Council Member Sabra Briere, one of a number of council members rethinking the ordinance, provided AnnArbor.com with a police report of another rear-end accident that happened on Plymouth on Sept. 30 during the second week of enforcement of the new law.
Briere said she recently asked the Ann Arbor Police Department for any reports of accidents at or near crosswalks that were connected with pedestrians crossing and that was the only report returned. She said she's heard there also have been a number of near misses.
The report tells the story of another rear-end collision that happened after multiple vehicles stopped for pedestrians at a crosswalk along Plymouth east of Traverwood. The driver of one of the cars slammed on his brakes but couldn't stop in time to avoid a crash.
The report indicates it was 6:52 p.m. and it was raining out and road conditions were wet. Both drivers had young passengers.
AnnArbor.com is awaiting a response from the city to an Oct. 13 Freedom of Information Act request that sought other police reports related to potential accidents near crosswalks.
After last Friday's accident, Haack said her husband went down to Brewer's Towing and took photos of her wrecked Ford Fiesta. The rear bumper had to be torn off to move the car, she said, and it was left sitting on top of the crumpled hood.
"He made the comment that he wished he had had the composure to get photos of the scene of the accident when he drove up to collect me," she said. "However, he was overwhelmed by seeing not only my car smashed in the front and the back, the two other cars that were smashed, but also the fire truck, the police car, the ambulance, and the congregation of about 10 bystanders. Needless to say, he made it a priority to make sure I was OK."
Haack said she fully supports making it safer for pedestrians and bicyclists — of which she is both — but she fears the Ann Arbor City Council is trying to make serious traffic control changes "on the cheap" and without proper signs and signals. She believes pedestrian-activated crossing signals, known as HAWK signals, would be a better solution on Plymouth Road.

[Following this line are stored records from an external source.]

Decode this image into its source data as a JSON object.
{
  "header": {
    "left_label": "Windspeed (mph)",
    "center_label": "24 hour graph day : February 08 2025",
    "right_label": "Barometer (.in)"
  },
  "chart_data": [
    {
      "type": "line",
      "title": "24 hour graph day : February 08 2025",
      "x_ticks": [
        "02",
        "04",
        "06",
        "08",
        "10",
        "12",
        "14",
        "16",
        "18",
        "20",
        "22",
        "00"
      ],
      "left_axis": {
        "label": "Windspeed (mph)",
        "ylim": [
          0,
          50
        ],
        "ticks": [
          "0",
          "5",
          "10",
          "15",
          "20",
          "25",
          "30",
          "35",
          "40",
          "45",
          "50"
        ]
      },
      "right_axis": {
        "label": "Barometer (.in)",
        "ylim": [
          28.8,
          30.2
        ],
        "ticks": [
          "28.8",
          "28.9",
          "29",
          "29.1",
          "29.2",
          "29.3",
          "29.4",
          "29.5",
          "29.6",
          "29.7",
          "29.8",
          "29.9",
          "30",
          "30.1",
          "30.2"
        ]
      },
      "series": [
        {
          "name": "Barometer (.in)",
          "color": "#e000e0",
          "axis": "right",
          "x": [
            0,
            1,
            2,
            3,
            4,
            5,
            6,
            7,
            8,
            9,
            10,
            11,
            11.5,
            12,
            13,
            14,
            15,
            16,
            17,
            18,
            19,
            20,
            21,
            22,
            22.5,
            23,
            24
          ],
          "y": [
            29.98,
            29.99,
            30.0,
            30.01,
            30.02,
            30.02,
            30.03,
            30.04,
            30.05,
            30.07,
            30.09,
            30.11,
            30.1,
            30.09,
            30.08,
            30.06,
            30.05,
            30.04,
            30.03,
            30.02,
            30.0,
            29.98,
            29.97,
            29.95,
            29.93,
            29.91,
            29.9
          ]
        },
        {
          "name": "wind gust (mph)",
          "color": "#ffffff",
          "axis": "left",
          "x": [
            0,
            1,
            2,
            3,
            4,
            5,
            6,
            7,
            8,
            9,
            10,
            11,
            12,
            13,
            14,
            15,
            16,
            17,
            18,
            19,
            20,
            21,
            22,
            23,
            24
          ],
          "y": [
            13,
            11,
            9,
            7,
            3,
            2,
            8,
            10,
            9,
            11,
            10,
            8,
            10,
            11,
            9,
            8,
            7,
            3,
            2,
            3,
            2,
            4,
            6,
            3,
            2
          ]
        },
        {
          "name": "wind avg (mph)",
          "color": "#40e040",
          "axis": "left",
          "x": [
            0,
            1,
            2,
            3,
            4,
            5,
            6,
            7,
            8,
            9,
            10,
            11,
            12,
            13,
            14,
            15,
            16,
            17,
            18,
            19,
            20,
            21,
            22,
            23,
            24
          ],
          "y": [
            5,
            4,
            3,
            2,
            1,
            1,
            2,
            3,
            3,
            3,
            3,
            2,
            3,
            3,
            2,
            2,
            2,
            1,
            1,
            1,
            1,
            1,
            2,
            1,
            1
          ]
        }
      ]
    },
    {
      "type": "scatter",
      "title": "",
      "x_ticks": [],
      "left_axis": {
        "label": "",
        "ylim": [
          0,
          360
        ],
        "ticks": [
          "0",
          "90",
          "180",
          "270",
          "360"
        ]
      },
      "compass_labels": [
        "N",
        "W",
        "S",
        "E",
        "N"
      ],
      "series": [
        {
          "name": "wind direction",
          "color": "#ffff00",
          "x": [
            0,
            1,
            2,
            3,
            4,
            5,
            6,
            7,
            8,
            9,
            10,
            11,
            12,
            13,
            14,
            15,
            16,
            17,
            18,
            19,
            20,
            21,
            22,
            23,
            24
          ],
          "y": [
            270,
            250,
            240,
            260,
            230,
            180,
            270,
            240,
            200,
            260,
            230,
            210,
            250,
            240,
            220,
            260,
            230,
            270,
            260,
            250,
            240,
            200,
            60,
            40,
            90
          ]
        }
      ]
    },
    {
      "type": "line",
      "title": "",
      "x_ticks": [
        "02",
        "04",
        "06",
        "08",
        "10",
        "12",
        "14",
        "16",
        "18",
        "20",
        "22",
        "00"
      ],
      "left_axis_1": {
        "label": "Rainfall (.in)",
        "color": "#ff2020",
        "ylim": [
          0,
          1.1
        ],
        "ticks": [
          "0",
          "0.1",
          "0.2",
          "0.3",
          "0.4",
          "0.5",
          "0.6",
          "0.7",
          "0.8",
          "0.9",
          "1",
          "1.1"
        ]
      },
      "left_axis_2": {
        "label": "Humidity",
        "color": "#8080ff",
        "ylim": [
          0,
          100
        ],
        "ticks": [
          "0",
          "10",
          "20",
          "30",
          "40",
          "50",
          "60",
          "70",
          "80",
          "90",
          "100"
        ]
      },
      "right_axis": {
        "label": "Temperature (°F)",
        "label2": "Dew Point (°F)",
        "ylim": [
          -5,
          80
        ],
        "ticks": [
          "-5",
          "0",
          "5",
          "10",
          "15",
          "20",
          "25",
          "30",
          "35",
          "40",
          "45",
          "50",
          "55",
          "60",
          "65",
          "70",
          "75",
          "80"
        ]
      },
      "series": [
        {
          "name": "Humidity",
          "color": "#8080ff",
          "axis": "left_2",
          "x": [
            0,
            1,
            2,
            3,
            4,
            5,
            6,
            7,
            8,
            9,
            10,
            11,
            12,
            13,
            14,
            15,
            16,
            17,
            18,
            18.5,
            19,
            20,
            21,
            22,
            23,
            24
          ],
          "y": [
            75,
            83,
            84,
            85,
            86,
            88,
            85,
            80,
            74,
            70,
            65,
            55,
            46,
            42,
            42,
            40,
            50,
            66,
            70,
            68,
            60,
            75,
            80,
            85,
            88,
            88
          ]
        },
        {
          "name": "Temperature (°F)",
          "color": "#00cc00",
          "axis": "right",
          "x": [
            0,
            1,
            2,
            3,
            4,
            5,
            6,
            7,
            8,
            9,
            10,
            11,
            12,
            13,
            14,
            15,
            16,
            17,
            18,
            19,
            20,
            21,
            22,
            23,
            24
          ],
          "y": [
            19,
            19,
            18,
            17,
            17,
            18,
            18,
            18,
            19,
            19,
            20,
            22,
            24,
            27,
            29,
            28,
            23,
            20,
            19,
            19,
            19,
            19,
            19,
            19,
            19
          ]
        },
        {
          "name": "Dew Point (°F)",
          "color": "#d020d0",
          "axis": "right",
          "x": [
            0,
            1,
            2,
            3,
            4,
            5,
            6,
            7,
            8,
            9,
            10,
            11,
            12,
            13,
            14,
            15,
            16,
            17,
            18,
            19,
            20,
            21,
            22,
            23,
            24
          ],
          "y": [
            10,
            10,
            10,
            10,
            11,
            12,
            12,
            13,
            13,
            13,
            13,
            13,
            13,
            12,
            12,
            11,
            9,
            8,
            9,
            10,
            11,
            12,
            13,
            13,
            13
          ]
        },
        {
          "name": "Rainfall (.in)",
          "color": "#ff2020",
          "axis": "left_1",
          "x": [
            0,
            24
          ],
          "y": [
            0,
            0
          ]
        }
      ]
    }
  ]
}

By not indicating to all drivers that a sudden change in traffic flow is occurring, Haack fears there are going to be more accidents, possibly some fatal.
"I can't believe that those that sanctimoniously support this ordinance without serious changes are willing to see this as acceptable collateral damage," Haack said, referring to comments by city officials that increased risk for accidents is expected during the learning curve.